While the accolades “Modern Family” has received is gratifying, exec producer Steve Levitan says maintaining the skein’s high standards can be taxing.
“The challenge for us is that we want to keep the quality up and don’t want to be accused of resting on our laurels. That keeps us all on our toes and awake at night,” Levitan said at a Television Critics Assn. panel of ABC comedy showrunners. “The 10 people in the cast and 12 writers are extremely committed to the show. We all realize the pressure we’re under, the level of quality of the show, and we have to deliver.”
Eileen Heisler and DeAnn Heline of “The Middle” agreed with their Alphabet colleagues that none of their shows would work as multi-cams, a format ABC brought back this season with Tim Allen’s “Last Man Standing.”
While CBS has had incredible success with multi-cams such as “Two and a Half Men” and “The Big Bang Theory,” Heisler said that format wouldn’t be functional for the storyline of “The Middle.”
“We wanted the Midwest to be a character, and if we were a multi-cam, it would have been a couch (on the set) that could’ve come from anywhere,” Heisler said.
Added Emily Kapnek of freshman hit “Suburgatory”: “We wanted the suburbs to feel like a character and single-cam gives you the freedom to find the jokes.”
Levitan said a multi-cam laugh track sounds like “coyotes eating cats. I had done it for 16 years and couldn’t take another minute of it.”
“Happy Endings” exec producer Jonathan Groff said he was especially appreciative of the Alphabet giving his series time to grow an audience after early poor ratings could have meant a quick hook.

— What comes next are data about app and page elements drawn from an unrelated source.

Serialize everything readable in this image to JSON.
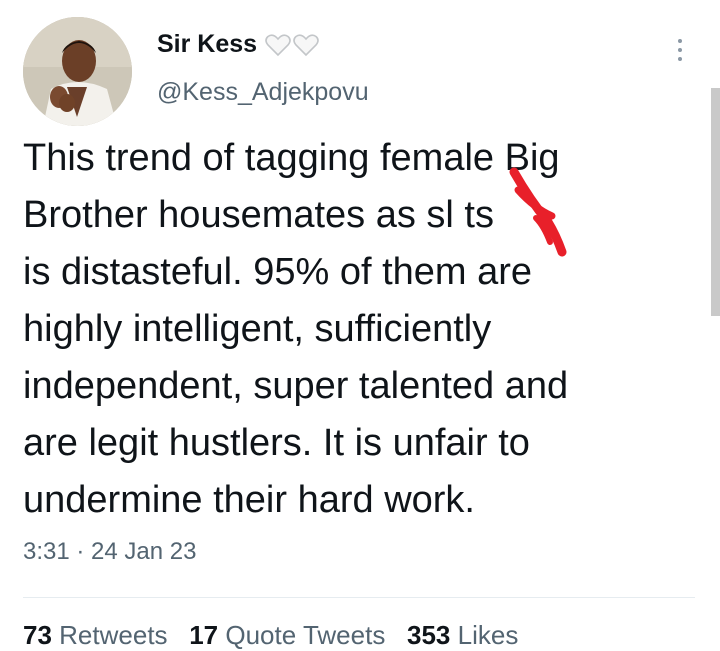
{
  "author": {
    "display_name": "Sir Kess",
    "handle": "@Kess_Adjekpovu",
    "badges": [
      "white-heart-icon",
      "white-heart-icon"
    ]
  },
  "tweet": {
    "lines": [
      "This trend of tagging female Big",
      "Brother housemates as sl  ts",
      "is distasteful. 95% of them are",
      "highly intelligent, sufficiently",
      "independent, super talented and",
      "are legit hustlers. It is unfair to",
      "undermine their hard work."
    ],
    "timestamp": "3:31 · 24 Jan 23"
  },
  "stats": {
    "retweets_count": "73",
    "retweets_label": "Retweets",
    "quotes_count": "17",
    "quotes_label": "Quote Tweets",
    "likes_count": "353",
    "likes_label": "Likes"
  },
  "colors": {
    "text": "#0f1419",
    "secondary": "#536471",
    "redaction": "#e8202a"
  }
}
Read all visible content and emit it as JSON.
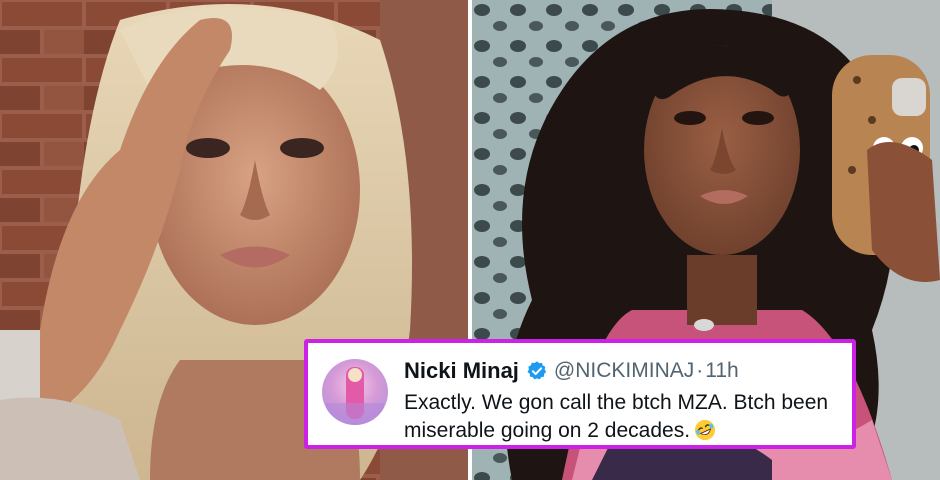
{
  "tweet": {
    "display_name": "Nicki Minaj",
    "handle": "@NICKIMINAJ",
    "separator": "·",
    "time": "11h",
    "text_line1": "Exactly. We gon call the btch MZA. Btch been",
    "text_line2": "miserable going on 2 decades.",
    "emoji": "rolling-on-floor-laughing",
    "verified": true
  },
  "colors": {
    "card_border": "#cc22e8",
    "verified_badge": "#1d9bf0",
    "handle_text": "#536471"
  }
}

“We got lucky,” Groff said. “Networks have to give shows time (to flourish).”
Levitan joked, however, that it’s often OK to give a series that ax sooner rather than later if the quality is poor.
“Sometimes I say, ‘Why don’t they cut the cord sooner?’ If I was a network exec, I would cancel it (a bad show) faster than they do.”